→ **What to produce**
Wherever a line of the listing holds the string "title", copy that line.

-- Input follows --

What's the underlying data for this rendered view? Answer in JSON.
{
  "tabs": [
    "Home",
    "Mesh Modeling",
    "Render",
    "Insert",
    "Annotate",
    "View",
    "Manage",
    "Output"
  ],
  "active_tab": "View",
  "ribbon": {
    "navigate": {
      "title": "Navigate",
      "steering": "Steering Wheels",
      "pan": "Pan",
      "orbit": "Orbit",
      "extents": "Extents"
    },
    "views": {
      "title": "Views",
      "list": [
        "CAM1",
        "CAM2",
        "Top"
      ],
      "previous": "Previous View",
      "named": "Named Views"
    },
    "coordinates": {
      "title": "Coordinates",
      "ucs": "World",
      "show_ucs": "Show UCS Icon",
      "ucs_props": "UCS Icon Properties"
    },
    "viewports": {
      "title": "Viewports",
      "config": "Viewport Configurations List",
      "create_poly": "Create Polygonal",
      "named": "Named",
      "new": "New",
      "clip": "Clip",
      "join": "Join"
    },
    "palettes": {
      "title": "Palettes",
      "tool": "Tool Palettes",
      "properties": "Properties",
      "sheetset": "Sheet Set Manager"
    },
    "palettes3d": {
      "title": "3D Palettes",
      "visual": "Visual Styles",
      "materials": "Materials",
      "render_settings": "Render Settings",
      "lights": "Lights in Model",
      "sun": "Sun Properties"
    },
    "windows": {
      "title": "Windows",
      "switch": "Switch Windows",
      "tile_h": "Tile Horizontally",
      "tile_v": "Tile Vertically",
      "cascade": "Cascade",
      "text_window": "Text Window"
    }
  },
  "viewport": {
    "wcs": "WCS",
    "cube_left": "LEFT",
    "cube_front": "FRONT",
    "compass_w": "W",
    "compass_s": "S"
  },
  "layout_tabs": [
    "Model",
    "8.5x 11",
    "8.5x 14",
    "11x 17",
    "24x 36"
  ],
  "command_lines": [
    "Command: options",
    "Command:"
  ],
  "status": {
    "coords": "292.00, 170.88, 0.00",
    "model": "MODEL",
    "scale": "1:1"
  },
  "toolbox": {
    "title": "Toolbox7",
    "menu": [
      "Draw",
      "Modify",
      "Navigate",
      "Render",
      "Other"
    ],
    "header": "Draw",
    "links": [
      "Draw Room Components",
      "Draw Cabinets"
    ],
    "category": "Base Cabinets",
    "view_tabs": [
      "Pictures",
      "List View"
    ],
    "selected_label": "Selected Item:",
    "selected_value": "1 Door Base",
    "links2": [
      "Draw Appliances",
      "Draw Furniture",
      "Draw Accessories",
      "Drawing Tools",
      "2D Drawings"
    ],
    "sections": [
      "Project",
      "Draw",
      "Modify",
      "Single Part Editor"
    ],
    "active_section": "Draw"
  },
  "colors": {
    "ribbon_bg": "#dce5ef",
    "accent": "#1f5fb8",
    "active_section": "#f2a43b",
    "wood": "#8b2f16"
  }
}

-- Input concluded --

→ **Solution for this task**
      "title": "Navigate",
      "title": "Views",
      "title": "Coordinates",
      "title": "Viewports",
      "title": "Palettes",
      "title": "3D Palettes",
      "title": "Windows",
    "title": "Toolbox7",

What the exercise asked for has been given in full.